Paul Auwaerter, MD, MBA, President IDSA
The Infectious Diseases Society of America appreciates the support for urgent public health and research priorities demonstrated in the spending bills for fiscal year 2019 approved by subcommittees this week. Importantly, House appropriators soundly rejected White House proposals for global and domestic health program and biomedical research funding cuts that would threaten decades of progress in controlling infectious diseases.
We look forward to learning more about allocations to the Prevention and Public Health Fund and hope to see robust support for antimicrobial resistance responses, immunizations and other public health interventions at the Centers for Disease Control and Prevention. We also look forward to seeing funding allocations provided in last years’ bipartisan budget agreement to address the opioid epidemic. We urge Congress to direct some of these resources to address the infectious disease impacts from injection drug use.
Increased funding in the Labor, Health and Human Services, Education, and Related Agencies bill released today for the National Institutes of Health, specifically for the National Institute of Allergy and Infectious Diseases and the global health research and training Fogarty International Center, will be needed to drive advances in vaccines, diagnostics and treatments for infectious diseases, and to build the next generation of biomedical researchers. The bill sustains resources for the CDC Center for Global Health, reflecting an understanding that this is not the time to relinquish U.S. leadership against infectious diseases that threaten Americans at home and abroad. Increased funding provided in the bill for the CDC National Center for HIV/AIDS, Viral Hepatitis, STD and TB Prevention will be critical to confronting the rising rates of STDs while also expanding efforts against HIV and hepatitis C. Additional monies for the Biomedical Advanced Research and Development Authority can facilitate the development of urgently needed new antibiotics that address resistant pathogens. We welcome the establishment of the Infectious Diseases Rapid Response Reserve Fund included in the bill, and hope that the $300 million allocated for this effort will be new funding that will strengthen our ability to swiftly address and contain outbreaks.

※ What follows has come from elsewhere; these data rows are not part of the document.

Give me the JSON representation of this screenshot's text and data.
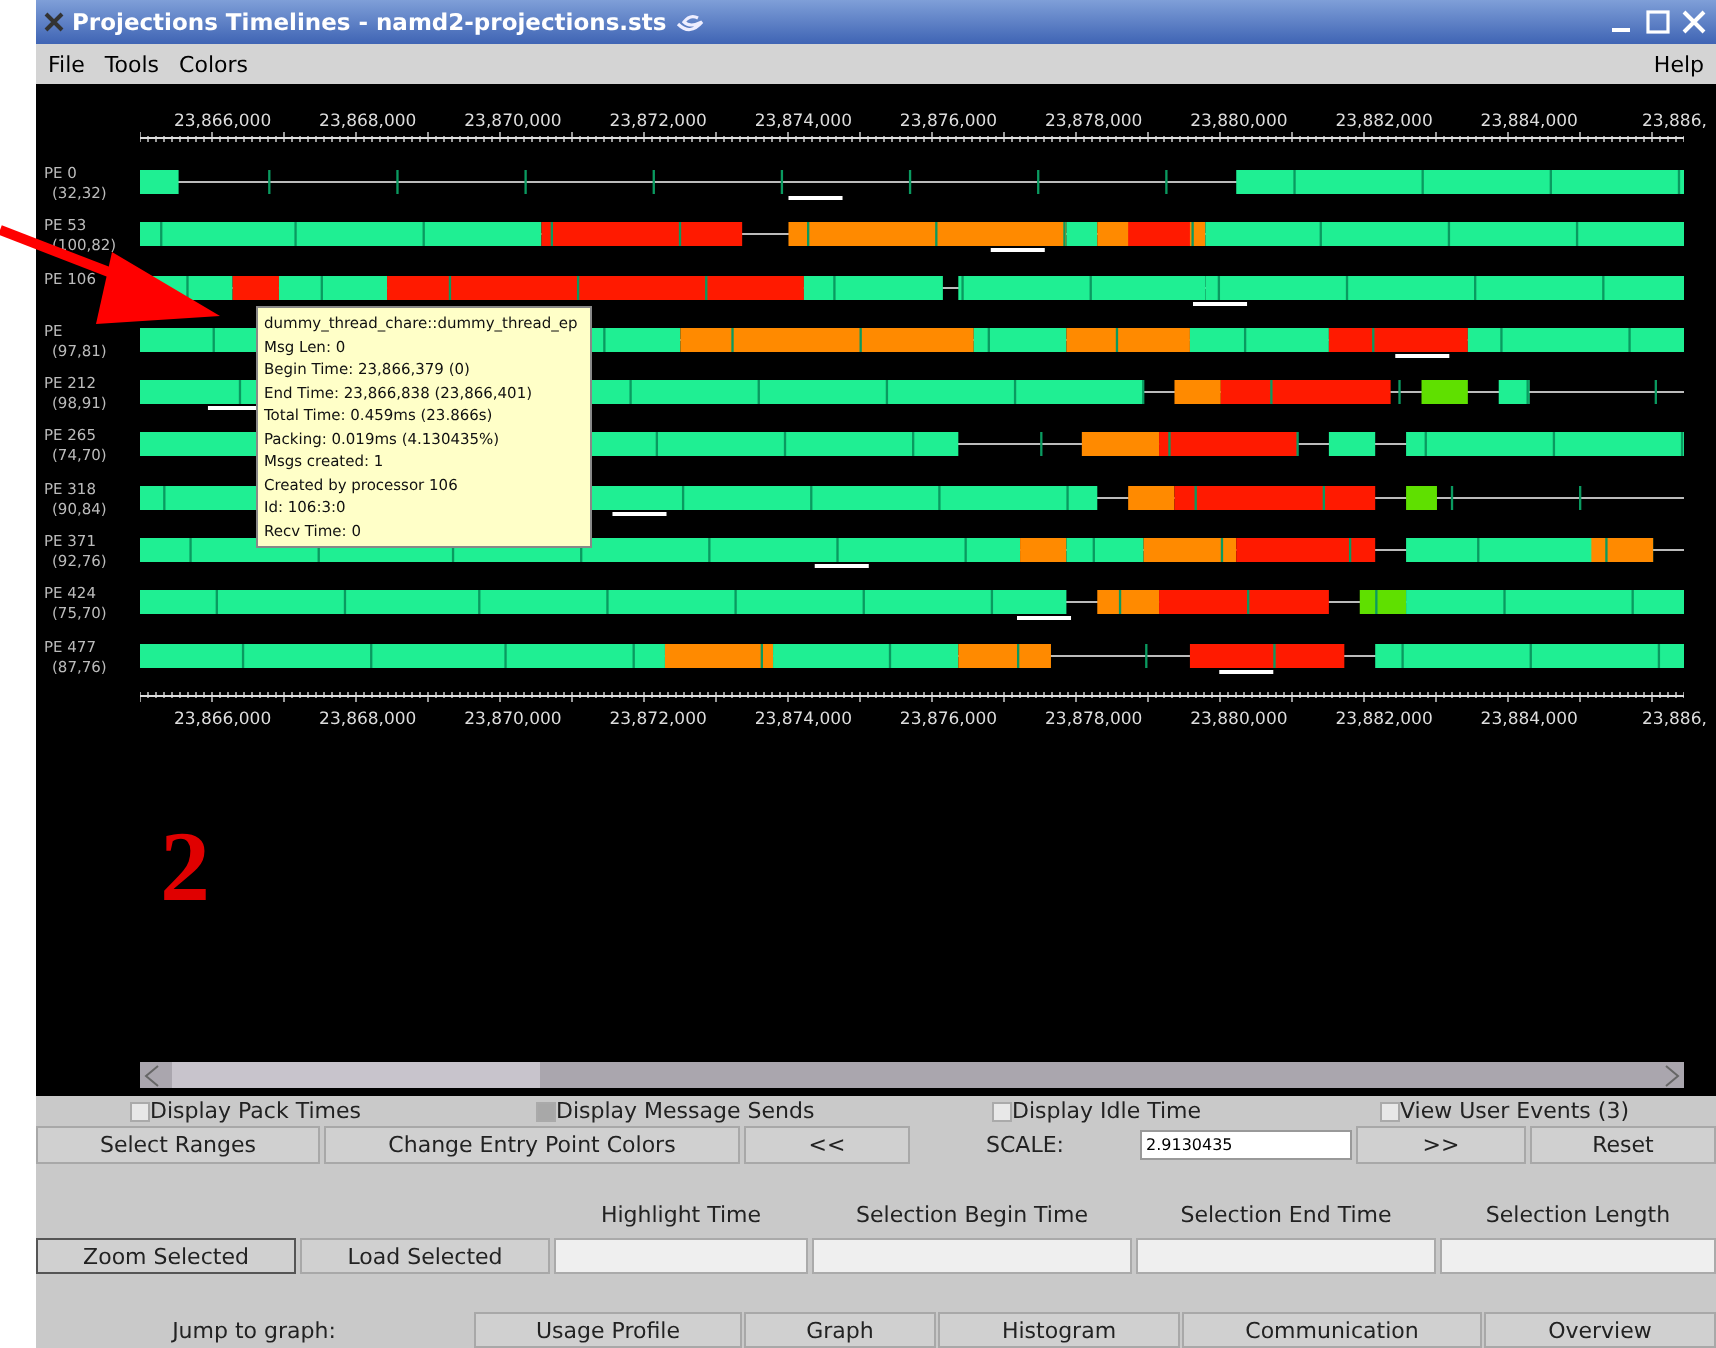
{
  "window": {
    "title": "Projections Timelines - namd2-projections.sts"
  },
  "menu": {
    "left": [
      "File",
      "Tools",
      "Colors"
    ],
    "right": "Help"
  },
  "axis_labels": [
    "23,866,000",
    "23,868,000",
    "23,870,000",
    "23,872,000",
    "23,874,000",
    "23,876,000",
    "23,878,000",
    "23,880,000",
    "23,882,000",
    "23,884,000",
    "23,886,"
  ],
  "rows": [
    {
      "label": "PE 0",
      "sub": "(32,32)"
    },
    {
      "label": "PE 53",
      "sub": "(100,82)"
    },
    {
      "label": "PE 106"
    },
    {
      "label": "PE",
      "sub": "(97,81)"
    },
    {
      "label": "PE 212",
      "sub": "(98,91)"
    },
    {
      "label": "PE 265",
      "sub": "(74,70)"
    },
    {
      "label": "PE 318",
      "sub": "(90,84)"
    },
    {
      "label": "PE 371",
      "sub": "(92,76)"
    },
    {
      "label": "PE 424",
      "sub": "(75,70)"
    },
    {
      "label": "PE 477",
      "sub": "(87,76)"
    }
  ],
  "bottom_axis_labels": [
    "23,866,000",
    "23,868,000",
    "23,870,000",
    "23,872,000",
    "23,874,000",
    "23,876,000",
    "23,878,000",
    "23,880,000",
    "23,882,000",
    "23,884,000",
    "23,886,"
  ],
  "tooltip": {
    "lines": [
      "dummy_thread_chare::dummy_thread_ep",
      "Msg Len: 0",
      "Begin Time: 23,866,379 (0)",
      "End Time: 23,866,838 (23,866,401)",
      "Total Time: 0.459ms (23.866s)",
      "Packing: 0.019ms (4.130435%)",
      "Msgs created: 1",
      "Created by processor 106",
      "Id: 106:3:0",
      "Recv Time: 0"
    ]
  },
  "annotation": "2",
  "checkboxes": [
    {
      "label": "Display Pack Times",
      "checked": false,
      "disabled": false
    },
    {
      "label": "Display Message Sends",
      "checked": false,
      "disabled": true
    },
    {
      "label": "Display Idle Time",
      "checked": false,
      "disabled": false
    },
    {
      "label": "View User Events (3)",
      "checked": false,
      "disabled": false
    }
  ],
  "toolbar": [
    {
      "kind": "button",
      "label": "Select Ranges"
    },
    {
      "kind": "button",
      "label": "Change Entry Point Colors"
    },
    {
      "kind": "button",
      "label": "<<"
    },
    {
      "kind": "label",
      "label": "SCALE:"
    },
    {
      "kind": "field",
      "value": "2.9130435"
    },
    {
      "kind": "button",
      "label": ">>"
    },
    {
      "kind": "button",
      "label": "Reset"
    }
  ],
  "selection": {
    "buttons": [
      {
        "label": "Zoom Selected",
        "selected": true
      },
      {
        "label": "Load Selected",
        "selected": false
      }
    ],
    "fields": [
      {
        "label": "Highlight Time"
      },
      {
        "label": "Selection Begin Time"
      },
      {
        "label": "Selection End Time"
      },
      {
        "label": "Selection Length"
      }
    ]
  },
  "jump": {
    "label": "Jump to graph:",
    "buttons": [
      "Usage Profile",
      "Graph",
      "Histogram",
      "Communication",
      "Overview"
    ]
  }
}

Earlier this week, the House Appropriations State and Foreign Operations and Related Agencies Subcommittee bill recognized a critical need for action against the world’s leading infectious disease killer as America prepares to take a lead role in September’s United Nations High Level Meeting on TB Elimination, with increased funding for global tuberculosis efforts at USAID. In addition, the bill’s sustained funding for the President’s Emergency Plan for AIDS Relief, and the Global Fund to Fight AIDS, Tuberculosis and Malaria demonstrates commitment to the gains against preventable and treatable illnesses that this country has led, and understanding that the stakes of continuing the progress we have made remain high.

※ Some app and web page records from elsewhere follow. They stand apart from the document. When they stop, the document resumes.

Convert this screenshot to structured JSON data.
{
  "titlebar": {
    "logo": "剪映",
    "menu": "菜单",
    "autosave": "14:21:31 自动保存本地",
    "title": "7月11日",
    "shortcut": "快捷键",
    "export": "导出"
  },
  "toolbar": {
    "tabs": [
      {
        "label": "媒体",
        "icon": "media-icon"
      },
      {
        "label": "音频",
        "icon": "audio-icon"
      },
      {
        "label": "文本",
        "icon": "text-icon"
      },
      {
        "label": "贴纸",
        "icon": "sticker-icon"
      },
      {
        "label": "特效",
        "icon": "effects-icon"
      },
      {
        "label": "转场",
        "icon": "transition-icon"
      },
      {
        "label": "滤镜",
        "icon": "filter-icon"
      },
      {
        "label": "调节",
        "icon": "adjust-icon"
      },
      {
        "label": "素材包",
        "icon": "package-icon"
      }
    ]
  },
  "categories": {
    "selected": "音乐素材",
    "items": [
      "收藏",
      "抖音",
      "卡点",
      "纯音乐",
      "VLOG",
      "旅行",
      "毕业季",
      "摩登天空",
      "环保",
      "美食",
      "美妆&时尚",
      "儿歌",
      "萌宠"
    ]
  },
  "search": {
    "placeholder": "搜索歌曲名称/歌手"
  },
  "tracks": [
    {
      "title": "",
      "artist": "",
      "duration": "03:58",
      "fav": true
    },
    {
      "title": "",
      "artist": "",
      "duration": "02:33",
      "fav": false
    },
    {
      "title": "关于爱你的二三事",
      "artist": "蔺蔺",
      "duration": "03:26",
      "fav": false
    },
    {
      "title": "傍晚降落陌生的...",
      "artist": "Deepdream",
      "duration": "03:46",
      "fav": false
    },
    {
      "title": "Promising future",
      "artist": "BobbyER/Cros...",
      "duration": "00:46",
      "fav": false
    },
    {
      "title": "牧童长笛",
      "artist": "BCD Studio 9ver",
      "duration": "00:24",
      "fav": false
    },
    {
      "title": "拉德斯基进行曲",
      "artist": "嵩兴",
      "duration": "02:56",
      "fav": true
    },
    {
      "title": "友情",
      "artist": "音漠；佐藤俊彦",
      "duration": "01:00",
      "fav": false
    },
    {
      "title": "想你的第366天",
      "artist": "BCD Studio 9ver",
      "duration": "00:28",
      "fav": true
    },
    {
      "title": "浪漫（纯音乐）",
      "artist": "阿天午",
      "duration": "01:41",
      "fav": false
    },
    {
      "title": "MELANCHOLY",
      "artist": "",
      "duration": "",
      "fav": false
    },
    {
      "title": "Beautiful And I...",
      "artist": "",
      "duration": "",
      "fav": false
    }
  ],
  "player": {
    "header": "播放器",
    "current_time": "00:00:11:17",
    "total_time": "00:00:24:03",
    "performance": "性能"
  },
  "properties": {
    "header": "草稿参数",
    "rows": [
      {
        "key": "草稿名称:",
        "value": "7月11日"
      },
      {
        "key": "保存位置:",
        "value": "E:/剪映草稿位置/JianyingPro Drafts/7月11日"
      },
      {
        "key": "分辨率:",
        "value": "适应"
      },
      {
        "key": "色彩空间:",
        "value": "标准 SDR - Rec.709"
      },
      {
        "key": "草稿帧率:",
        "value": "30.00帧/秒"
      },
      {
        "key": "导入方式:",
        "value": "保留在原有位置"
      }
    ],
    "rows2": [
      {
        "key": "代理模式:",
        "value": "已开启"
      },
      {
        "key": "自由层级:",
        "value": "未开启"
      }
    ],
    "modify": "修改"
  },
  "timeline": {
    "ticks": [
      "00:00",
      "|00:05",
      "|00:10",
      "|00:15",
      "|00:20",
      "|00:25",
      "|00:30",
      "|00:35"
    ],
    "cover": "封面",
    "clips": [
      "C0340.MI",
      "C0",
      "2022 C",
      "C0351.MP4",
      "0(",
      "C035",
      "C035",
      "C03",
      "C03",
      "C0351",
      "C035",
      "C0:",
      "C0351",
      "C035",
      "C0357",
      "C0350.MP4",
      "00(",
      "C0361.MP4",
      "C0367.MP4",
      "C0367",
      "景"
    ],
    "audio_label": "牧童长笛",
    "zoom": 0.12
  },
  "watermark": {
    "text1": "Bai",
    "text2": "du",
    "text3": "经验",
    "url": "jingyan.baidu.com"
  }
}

Meeting the public health needs ahead through dedicated programs and research remains essential to our country. We urge the full House Appropriations Committee to recognize priorities reflected in the two subcommittee bills.